(Article Updated Feb 2012)
Sharpening an image in Photoshop Elements is made easy with the Unsharp Mask Tool and this tutorial will show you how to use it.
When you've opened your image, we'll be using the shot above, duplicate (you should always do this so you have the original to go back to if something drastically goes wrong). To do this go to Layer>Duplicate Layer or drag the open layer over the new layer icon. Next, go to: Enhance>Unsharp Mask (if you're doing this in CS4, the path to get to the Unsharp Mask is slightly different).
Once you select the Unsharp Mask Tool a window will appear with a screen which shows your image and three sliders: Amount, Radius and Threshold.
Here's what the three sliders are and what they change:
- Amount – sharpness as a percentage.
- Radius – is how many pixels wide the sharpness will effect (similar to adjusting the paintbrush tool, it gets larger and smaller).
- Threshold - How much sharpness is given. A higher threshold will create an image which looks harder and visa versa.
If you move the sliders up and down, you'll see your image changes accordingly either in the preview window or if you have Preview ticked, you'll also see your actual image change too. You can, of course, pick your own figures to adjust by but we'd suggest changing the Amount to more than 50% (we used 75%). We also used a radius of 10.0 pixels and the Threshold was set to level 3.
Pay attention to the image's edges to make sure there's no halos appearing. This is where a white line appears around objects, which in some cases can make them appear quite cartoon like. This tool can also enhance any noise present in the image but adjusting the Threshold can help you reduce this. Make sure your changes aren't too glaringly obvious either as this can spoil your image.

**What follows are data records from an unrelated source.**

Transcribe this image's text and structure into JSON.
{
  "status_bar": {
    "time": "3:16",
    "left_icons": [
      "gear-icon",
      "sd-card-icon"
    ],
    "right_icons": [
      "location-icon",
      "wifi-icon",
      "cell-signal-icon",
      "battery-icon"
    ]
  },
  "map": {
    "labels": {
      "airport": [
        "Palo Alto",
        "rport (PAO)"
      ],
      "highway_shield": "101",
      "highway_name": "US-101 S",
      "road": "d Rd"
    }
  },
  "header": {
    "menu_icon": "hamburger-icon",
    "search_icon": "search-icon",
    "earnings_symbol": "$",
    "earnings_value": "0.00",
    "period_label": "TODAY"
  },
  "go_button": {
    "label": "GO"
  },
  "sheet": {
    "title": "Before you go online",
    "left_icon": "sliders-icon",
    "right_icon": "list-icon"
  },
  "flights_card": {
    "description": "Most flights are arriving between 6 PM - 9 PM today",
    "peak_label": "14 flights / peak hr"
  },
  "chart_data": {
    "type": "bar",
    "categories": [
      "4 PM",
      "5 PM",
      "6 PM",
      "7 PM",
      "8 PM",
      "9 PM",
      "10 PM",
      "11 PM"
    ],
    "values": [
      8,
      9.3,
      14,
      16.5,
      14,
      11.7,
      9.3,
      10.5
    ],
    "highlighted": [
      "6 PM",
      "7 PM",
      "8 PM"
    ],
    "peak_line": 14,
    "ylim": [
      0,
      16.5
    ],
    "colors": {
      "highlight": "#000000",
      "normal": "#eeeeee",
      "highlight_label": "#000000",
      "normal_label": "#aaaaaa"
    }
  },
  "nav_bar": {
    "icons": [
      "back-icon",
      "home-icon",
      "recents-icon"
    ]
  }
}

Once you're happy with the changes click OK and they will be applied.
Close up showing the shot before the adjustment and after: